Jace FerraezThe last tax reform plan passed about 30 years ago, which is how old many of us millennials are today. Considering tax reform only comes along so seldom, I thought it appropriate to pick up on an article from CNN Money and lay out the provisions from the new tax law that will affect millennials through much of our working lives.

As the article points out, key provisions dealing with tuition (like tax exclusions for employee-sponsored tuition and tuition waivers) are still available. For anyone burdened with what seems like insurmountable student loan debt, you should be somewhat happy about these provisions if you are able to take advantage. But let’s be honest, we never really get too happy about anything, so I will break down the remaining provisions that may matter to you the most.

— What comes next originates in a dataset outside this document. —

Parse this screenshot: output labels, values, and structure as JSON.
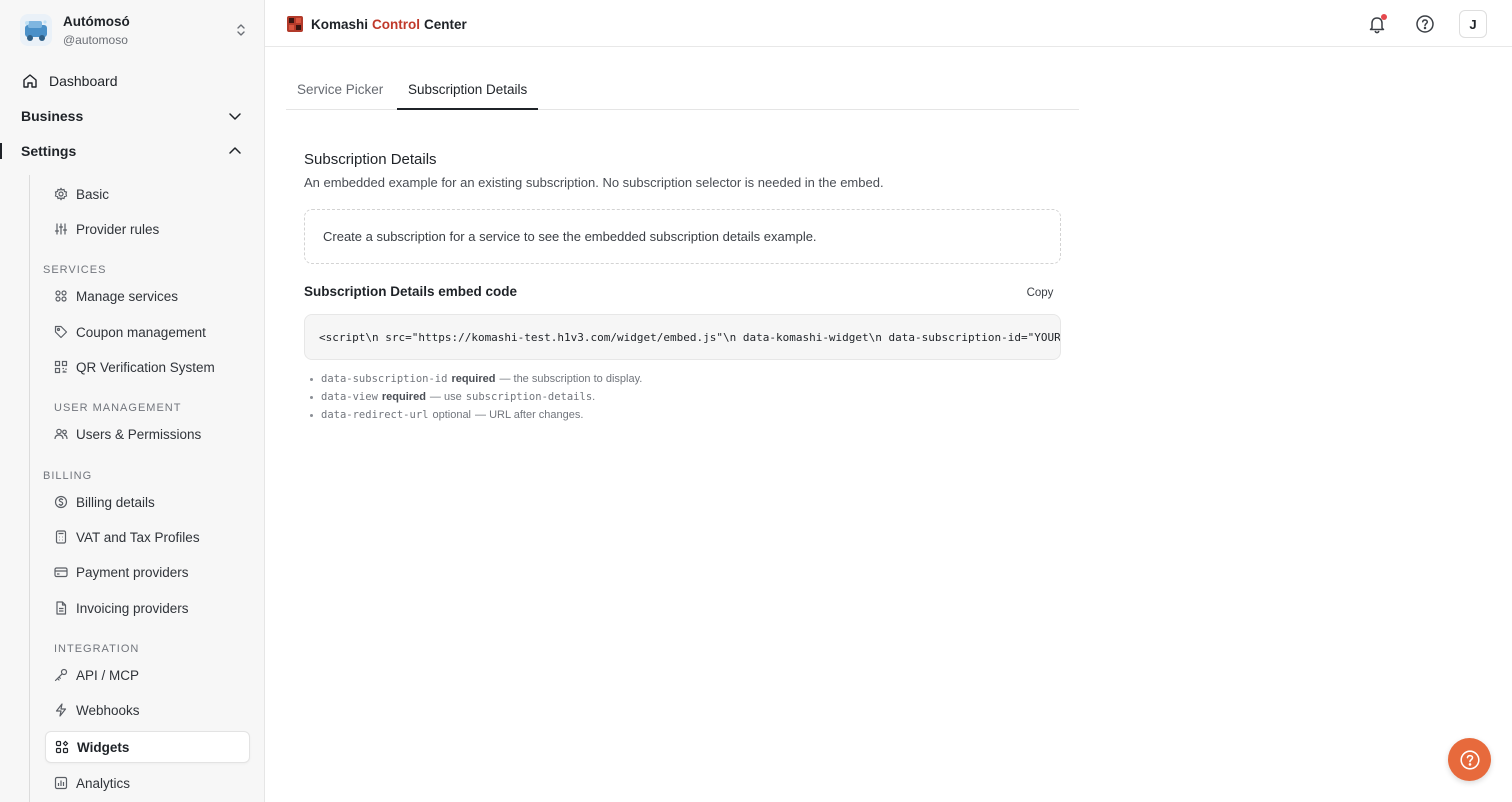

Lower Tax Rates (at least for a little while)

Now that many of us have been “adulting” for some time, we have discovered taxes often suck most of the joy out of pay day. When the new tax rates take effect, you may find yourself in a new—and lower—tax bracket. If you make around the median income for earners aged 24-34 (about $40,500), you would move from a 25% bracket to a 22% bracket. Without taking my word for it, be sure to check out the Tax Foundation’s analysis and breakdown of the new tax law. Yes, the ordinary income tax cuts are set to expire in the future, but a future Congress not renewing these cuts for working folks would be risky at best.

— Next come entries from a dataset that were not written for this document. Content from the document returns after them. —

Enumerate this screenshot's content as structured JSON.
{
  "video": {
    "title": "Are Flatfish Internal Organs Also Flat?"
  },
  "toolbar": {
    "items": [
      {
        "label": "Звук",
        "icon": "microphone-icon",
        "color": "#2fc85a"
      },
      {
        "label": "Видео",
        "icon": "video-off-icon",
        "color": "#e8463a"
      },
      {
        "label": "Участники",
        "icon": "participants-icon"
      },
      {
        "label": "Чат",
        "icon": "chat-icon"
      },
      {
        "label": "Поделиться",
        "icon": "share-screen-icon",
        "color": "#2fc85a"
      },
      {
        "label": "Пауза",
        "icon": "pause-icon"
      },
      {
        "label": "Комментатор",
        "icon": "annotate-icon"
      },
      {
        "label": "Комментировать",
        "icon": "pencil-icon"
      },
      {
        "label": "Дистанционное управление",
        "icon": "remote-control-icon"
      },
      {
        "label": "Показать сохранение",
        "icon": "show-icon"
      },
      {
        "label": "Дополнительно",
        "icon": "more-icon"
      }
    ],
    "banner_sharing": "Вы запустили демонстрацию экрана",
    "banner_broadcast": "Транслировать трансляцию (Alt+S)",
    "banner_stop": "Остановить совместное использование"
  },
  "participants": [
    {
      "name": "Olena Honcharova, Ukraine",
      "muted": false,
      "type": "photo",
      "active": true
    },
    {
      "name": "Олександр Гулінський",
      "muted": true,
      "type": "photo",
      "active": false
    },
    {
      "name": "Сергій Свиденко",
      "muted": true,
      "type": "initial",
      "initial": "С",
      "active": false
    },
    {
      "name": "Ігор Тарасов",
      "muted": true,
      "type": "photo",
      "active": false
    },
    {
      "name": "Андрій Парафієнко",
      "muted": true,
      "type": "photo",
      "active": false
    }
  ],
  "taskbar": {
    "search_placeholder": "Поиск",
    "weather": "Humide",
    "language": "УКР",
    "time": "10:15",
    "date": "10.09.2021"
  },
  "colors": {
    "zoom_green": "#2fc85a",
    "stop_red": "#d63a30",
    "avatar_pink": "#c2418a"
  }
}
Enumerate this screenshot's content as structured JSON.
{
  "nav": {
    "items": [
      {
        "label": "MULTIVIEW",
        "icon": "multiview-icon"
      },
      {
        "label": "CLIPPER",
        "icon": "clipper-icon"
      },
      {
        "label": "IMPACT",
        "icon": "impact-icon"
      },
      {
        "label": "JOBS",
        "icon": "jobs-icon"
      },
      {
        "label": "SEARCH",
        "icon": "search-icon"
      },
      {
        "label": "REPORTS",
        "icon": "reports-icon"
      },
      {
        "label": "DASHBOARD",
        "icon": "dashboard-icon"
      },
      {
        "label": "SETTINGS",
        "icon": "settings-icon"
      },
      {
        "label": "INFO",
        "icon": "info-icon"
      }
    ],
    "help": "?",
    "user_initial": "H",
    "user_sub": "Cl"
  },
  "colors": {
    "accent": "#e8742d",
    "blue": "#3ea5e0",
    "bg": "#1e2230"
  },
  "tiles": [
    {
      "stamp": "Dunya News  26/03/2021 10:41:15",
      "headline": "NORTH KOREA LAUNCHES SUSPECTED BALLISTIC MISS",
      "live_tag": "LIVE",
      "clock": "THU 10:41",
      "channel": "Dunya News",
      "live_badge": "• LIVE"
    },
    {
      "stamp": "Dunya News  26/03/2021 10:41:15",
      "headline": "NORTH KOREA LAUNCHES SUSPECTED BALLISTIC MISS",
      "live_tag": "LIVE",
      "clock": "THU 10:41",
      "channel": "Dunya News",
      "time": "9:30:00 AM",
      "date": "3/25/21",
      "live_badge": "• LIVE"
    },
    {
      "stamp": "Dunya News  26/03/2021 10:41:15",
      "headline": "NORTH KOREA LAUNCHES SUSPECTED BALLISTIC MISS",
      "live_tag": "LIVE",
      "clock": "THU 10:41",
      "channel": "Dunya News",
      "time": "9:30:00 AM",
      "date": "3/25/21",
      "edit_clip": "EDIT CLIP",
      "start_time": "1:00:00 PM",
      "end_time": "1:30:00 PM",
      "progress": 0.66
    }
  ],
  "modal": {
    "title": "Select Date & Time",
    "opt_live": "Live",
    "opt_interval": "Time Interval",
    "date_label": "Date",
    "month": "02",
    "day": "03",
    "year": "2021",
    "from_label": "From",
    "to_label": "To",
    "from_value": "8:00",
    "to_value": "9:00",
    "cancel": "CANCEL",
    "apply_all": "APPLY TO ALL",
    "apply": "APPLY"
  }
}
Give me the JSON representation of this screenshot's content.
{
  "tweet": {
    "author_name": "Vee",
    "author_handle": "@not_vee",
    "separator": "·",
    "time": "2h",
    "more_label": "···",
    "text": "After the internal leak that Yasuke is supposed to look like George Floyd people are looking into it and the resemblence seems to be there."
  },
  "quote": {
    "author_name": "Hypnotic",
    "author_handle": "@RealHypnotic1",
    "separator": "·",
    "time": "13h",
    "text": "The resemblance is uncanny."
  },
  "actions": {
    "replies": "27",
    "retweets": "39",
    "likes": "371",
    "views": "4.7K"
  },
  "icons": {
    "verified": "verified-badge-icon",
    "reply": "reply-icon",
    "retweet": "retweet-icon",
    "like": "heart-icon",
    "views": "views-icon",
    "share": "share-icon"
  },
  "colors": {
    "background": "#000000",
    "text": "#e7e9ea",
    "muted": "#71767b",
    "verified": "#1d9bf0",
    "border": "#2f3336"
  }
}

Standard Deduction Increase

Many Millennials may not have a lot of itemized deductions at this point in our lives, so if you usually just take the standard deduction, you are in for a treat. The new law doubles the standard deduction to $12,000 single and $24,000 married.

Tuition and Student Loan Perks

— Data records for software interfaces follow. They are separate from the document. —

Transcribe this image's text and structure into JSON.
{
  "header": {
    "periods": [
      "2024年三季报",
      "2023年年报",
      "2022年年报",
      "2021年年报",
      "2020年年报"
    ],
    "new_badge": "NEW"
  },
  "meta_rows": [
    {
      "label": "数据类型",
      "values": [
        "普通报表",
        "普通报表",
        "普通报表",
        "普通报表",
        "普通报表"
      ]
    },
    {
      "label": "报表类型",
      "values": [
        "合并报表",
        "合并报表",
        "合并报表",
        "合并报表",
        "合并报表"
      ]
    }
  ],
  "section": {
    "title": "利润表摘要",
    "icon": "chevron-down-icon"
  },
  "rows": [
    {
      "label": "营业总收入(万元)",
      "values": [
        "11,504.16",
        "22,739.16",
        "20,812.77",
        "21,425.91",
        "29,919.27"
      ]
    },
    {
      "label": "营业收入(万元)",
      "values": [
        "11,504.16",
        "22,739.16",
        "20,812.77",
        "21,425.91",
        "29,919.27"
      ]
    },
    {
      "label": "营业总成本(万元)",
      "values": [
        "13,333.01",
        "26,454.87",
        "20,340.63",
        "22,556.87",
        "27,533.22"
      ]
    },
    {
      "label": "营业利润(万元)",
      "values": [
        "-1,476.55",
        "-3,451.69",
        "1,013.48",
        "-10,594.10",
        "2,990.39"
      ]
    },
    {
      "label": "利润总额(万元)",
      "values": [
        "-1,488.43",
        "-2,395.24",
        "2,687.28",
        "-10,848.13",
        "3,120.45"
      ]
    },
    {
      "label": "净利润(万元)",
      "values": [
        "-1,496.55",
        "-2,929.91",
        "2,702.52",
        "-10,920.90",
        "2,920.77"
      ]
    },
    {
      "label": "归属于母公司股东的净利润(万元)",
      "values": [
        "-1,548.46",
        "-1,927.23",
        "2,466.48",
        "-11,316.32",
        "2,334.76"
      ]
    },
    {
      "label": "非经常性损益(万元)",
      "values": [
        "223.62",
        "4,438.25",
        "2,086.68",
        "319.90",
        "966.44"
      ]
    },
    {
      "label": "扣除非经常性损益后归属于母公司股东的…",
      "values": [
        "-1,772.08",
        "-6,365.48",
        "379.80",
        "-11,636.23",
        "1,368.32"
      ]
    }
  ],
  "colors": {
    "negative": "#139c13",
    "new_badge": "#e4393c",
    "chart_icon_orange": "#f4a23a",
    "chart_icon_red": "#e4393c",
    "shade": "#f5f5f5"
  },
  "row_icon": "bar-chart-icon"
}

About 145,000 graduate students, who also teach or perform research, will still get the tuition waiver. Further, if your employer contributes up to $5,250 yearly to your tuition for qualifying continuing education programs, you still do not have to pay taxes on that money. Also, the law still allows you to deduct up to $2,500 per year on the interest paid to student loans. But that benefit is only if you make less than $80,000 single or $165,000 married.

Work Opportunity Tax Credit

Employers will still be able to use this tax credit, which is an added incentive for hiring of young military veterans and young people who need to work seasonally.

More Child Tax Credits

While many Millennials are single without kids, if you are married with children, or plan to start a family soon, you may be eligible for up to $2,000 per child.

The article goes on to point out some potential losses for Millennials in the new tax law. First, you will no longer be able to deduct moving expenses whether you itemize your tax returns or not. But there may be some exceptions for members of the military. Second, you will no longer be able to deduct $20 of income per month for the cost of bicycle commuting to and from work. Last, the new tax law eliminates the tax preparation deduction, i.e., you can’t deduct the cost of having your taxes prepared by a CPA or deduct the cost of tax preparation software.

To wrap up this little review, the law also repealed the Affordable Care Act’s (Obamacare’s) individual mandate. Why is this related to taxes? Under Obamacare, we were assessed a tax penalty for not having health insurance. With the mandate to purchase insurance gone, the tax penalty is reduced to zero. Good news for some.

 

Note: This article isn’t intended to go on to discuss the substantive effects on the healthcare industry, premiums, coverage, etc. Just know that you are now able decide whether to purchase health insurance in the free marketplace without a negative tax consequence.

As I have mentioned in previous articles, I do see many consumers with significant medical debt. So, if you do decide to forgo coverage, just make sure as an educated consumer you understand the pros and cons. After all, that is the point of the free market. Still, Millennial generation or not, if you find yourself with a lot of medical debt, tax debt, or even certain student loan debt mentioned above, any of our attorneys would glad to sit down and discuss your individual situation. Contact us today to schedule a free consultation so we can provide solutions tailored just for you.

Jace Ferraez
Written by Jace Ferraez

Printer Friendly Version